Then came a mini-disc recorder, a clip on mic, and a promise: Before she left, I said I would come and visit her in Africa during her second year. After a big job in LA, I took the money and ran. And that's how I found myself in Africa and having the most painful and wonderful experiences, as yet, of my life.

Ominous view from outside Jen's house, a tropical storm opened soon after. A shower in the heat.

Lastly, with more audio experience, I met Jen on her way out, when she was done. When we met, she clipped the mic on herself while I asked: How was it?

The List The Peace Corps gives volunteers a small booklet when they complete their service--to help them with re-adjusting and potential culture shocks. An actual government publication, it includes a list titled: Symptoms of Chronic Peace Corps Withdrawal. I wanted to stay out of the story as narrator--I'm still not keen on hearing myself speak. It was an exercise in telling a story with only the subject speaking. When I saw the list, I knew I had the frame structure. I had her read it to me, thus allowing, in editing, her to introduce the main acts: Disease, Dirt, Work, Culture Clashes, and Leaving America/leaving Africa.

Notes on Sources Sometimes I spliced in sections of tapes that Jen would record and send me from Africa. In response to dust, heat, temperament, and a crappy recorder, the tapes were of poor quality, and often at odd speeds which I sped up on the computer to sound normal. But those are some of the best moments in the piece.

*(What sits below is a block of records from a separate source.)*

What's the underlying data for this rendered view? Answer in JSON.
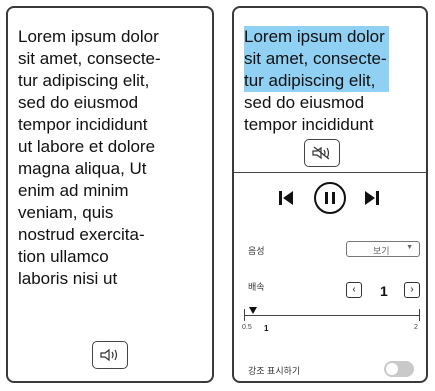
{
  "left_panel": {
    "lines": [
      "Lorem ipsum dolor",
      "sit amet, consecte-",
      "tur adipiscing elit,",
      "sed do eiusmod",
      "tempor incididunt",
      "ut labore et dolore",
      "magna aliqua, Ut",
      "enim ad minim",
      "veniam, quis",
      "nostrud exercita-",
      "tion ullamco",
      "laboris nisi ut"
    ],
    "tts_icon": "speaker-icon"
  },
  "right_panel": {
    "highlighted_lines": [
      "Lorem ipsum dolor",
      "sit amet, consecte-",
      "tur adipiscing elit,"
    ],
    "lines": [
      "sed do eiusmod",
      "tempor incididunt"
    ],
    "tts_icon": "speaker-mute-icon",
    "controls": {
      "voice_label": "음성",
      "voice_value": "보기",
      "speed_label": "배속",
      "speed_value": "1",
      "slider_min_label": "0.5",
      "slider_value_label": "1",
      "slider_max_label": "2",
      "slider_fraction": 0.05,
      "highlight_label": "강조 표시하기",
      "highlight_on": false
    }
  },
  "colors": {
    "highlight": "#8fd0f3",
    "toggle_off": "#c9c9c9"
  }
}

Music The African experience is incomplete without music. Angelique Kudjo, the female vocalist, is from Benin. She sings in Fon, the local language, and Jen, and her PC friends, can actually make out what she is saying. Most all the other artists are from West Africa. Jen warned me, in one of her tapes, that a really popular song is played to death there. Over and over for months--everywhere. So I thought I would include them... one last time Jen.

More Photos from Jake Warga's Trip to Benin

About Jake Warga

Jake Warga is currently in graduate school for Anthropology...for reasons unknown to him. His careers have included: photographer, feature film focus-puller, traveler, writer and, recently, radio producer. His next? He's not sure. But hopes to focus on his writing. When not dissentary-struck, limply chasing his friends around with a microphone, Jake can be found surfing the internet while taking breaks to study or watch The Simpsons and pondering what he should do tonight.

Jake's Other Works on Transom

When Brian Took His Life Street Dogs

Support for a broadcast version of this story for "Savvy Traveler" comes from HearingVoices.com.

Some postings on Peace Corps Online are provided to the individual members of this group without permission of the copyright owner for the non-profit purposes of criticism, comment, education, scholarship, and research under the "Fair Use" provisions of U.S. Government copyright laws and they may not be distributed further without permission of the copyright owner. Peace Corps Online does not vouch for the accuracy of the content of the postings, which is the sole responsibility of the copyright holder.


Add a Message

This is a public posting area. Enter your username and password if you have an account. Otherwise, enter your full name as your username and leave the password blank. Your e-mail address is optional.